Elaine’s opening remarks were followed by a panel discussion led by DPLA’s Director of Community Engagement, Shaneé Yvette Murrain, who talked about the need to “be clear about who we say we are and accountable for what we say we’ll do,” and outlined some of the steps DPLA is taking to that end: “Building diverse networks, coalitions, and institutional collaborations to empower a pipeline of leaders of color; evaluating our practices and how we invest in internal and external training, as well as infrastructural tools that will enable a more robust and diverse national programming landscape; and how we design that program with our partners to ensure that underrepresented communities are included, particularly as it relates to DPLA being able to prototype and create solutions for digital access building diverse networks, coalitions.” The panel, made up of Cecily Marcus, Marcia Walker-McWilliams, and Penelope Shumaker, discussed a wide range of issues, from turning statements into action to building strong community relationships to overcoming barriers to curating equitable collections. Some highlights:

“With these statements and best practices, what we’re seeing is that a lot of institutions in our hubs across the country are starting to look at them as an example…writing them is giving other institutions a place to start and evaluate how to evaluate their best practices.” – Penelope Shumaker 

“If your physical space, your culture is not open and welcoming, your collections will not be perceived as such…so I also would argue that there’s important work that often has to be done within an organization to make itself more accessible and inviting that then opens up the ability to have conversations and to work through an equitable partnership with diverse communities.” – Marcia Walker-McWilliams

“I would also think about the ways our zeal for access can in fact be barriers to ethical and equitable relationships. I’m thinking of the collections that we digitize, that we make available, without regard sometimes for the people whose work is represented in those collections, who may not have intended those collections to be archived and made available.”  – Cecily Marcus

“…when you step in to a space of wanting to open up and have conversations….you have to be fully committed to a different kind of future, and not one that you predetermine from within…but one in which you’re saying ‘we want to build this together with you, what does that look like?’…it has to be ‘we’re committed to doing better, how can we do better? And how do we do that in partnership with you?’”  – Marcia Walker-McWilliams
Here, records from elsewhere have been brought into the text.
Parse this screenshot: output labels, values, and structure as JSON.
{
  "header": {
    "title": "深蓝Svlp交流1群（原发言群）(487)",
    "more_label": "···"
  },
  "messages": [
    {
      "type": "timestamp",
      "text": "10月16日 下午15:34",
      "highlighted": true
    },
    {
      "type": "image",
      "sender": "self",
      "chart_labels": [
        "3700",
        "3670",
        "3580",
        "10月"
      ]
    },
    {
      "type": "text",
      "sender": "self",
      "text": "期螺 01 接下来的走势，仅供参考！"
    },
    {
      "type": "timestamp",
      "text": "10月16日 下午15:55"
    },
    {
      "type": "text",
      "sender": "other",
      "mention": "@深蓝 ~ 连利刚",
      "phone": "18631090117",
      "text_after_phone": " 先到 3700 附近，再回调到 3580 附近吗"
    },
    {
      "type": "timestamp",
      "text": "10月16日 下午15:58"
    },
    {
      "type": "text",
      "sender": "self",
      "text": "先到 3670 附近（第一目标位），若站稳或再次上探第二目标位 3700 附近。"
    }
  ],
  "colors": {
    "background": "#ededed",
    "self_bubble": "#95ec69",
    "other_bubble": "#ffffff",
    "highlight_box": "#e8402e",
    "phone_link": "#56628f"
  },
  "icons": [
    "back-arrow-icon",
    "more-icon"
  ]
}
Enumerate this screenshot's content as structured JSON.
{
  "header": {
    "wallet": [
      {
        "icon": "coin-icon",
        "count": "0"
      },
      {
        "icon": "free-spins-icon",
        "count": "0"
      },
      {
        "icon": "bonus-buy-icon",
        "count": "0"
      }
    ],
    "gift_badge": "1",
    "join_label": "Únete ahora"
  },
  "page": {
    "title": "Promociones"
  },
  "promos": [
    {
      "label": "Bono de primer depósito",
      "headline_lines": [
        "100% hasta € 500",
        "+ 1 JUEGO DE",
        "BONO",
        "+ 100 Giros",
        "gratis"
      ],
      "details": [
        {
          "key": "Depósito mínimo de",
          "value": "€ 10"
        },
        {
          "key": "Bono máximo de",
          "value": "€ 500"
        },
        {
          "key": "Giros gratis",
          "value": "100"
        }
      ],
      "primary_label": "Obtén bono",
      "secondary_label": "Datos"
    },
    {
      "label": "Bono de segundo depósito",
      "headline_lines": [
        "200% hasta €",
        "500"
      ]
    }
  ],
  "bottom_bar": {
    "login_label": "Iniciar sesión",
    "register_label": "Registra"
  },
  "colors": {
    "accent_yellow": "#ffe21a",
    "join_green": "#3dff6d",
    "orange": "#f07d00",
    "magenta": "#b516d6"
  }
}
“A lot of the work has to be inspired…by principles to do no harm, and that means acknowledging harm that has been done historically and understanding and knowing what that harm is. I think some of the really concrete things we can do include dedicating funding lines to digital projects and efforts, making those positions available and accessible to early career librarians, ay of whom the cohort may be more diverse than we might find at higher levels of our organization and field, and having pathways ….for movement upward in the field.” – Cecily Marcus

The full recording is available here. In addition, there are several more opportunities to hear more about our work over the next few weeks: 

  • On Wednesday, January 27, at 3 pm ET, we’re teaming up with EveryLibrary Institute to present a free webinar, “SimplyE and Digital Resource Solutions During the Second Wave.” The webinar will include a demonstration of SimplyE, an overview of its benefits to libraries and their patrons; a report from Brooklyn Public Library about how SimplyE has been deployed in response to the Covid-19 pandemic to increase access; and from Alameda County Library about how they work with DPLA to provide quality titles to their patrons. Please register here.
  • If you’re a member of our Hubs Network, the next DPLA Network Council meeting is February 2, 2021, 1:30-3 pm ET and the DPLA Advisory Council will meet on February 4, 20201, 3 – 4:30 pm ET. To keep up with each council’s work, check out the running agendas. 

DPLA Advisory Council Running Agenda 

DPLA Network Council Running Agenda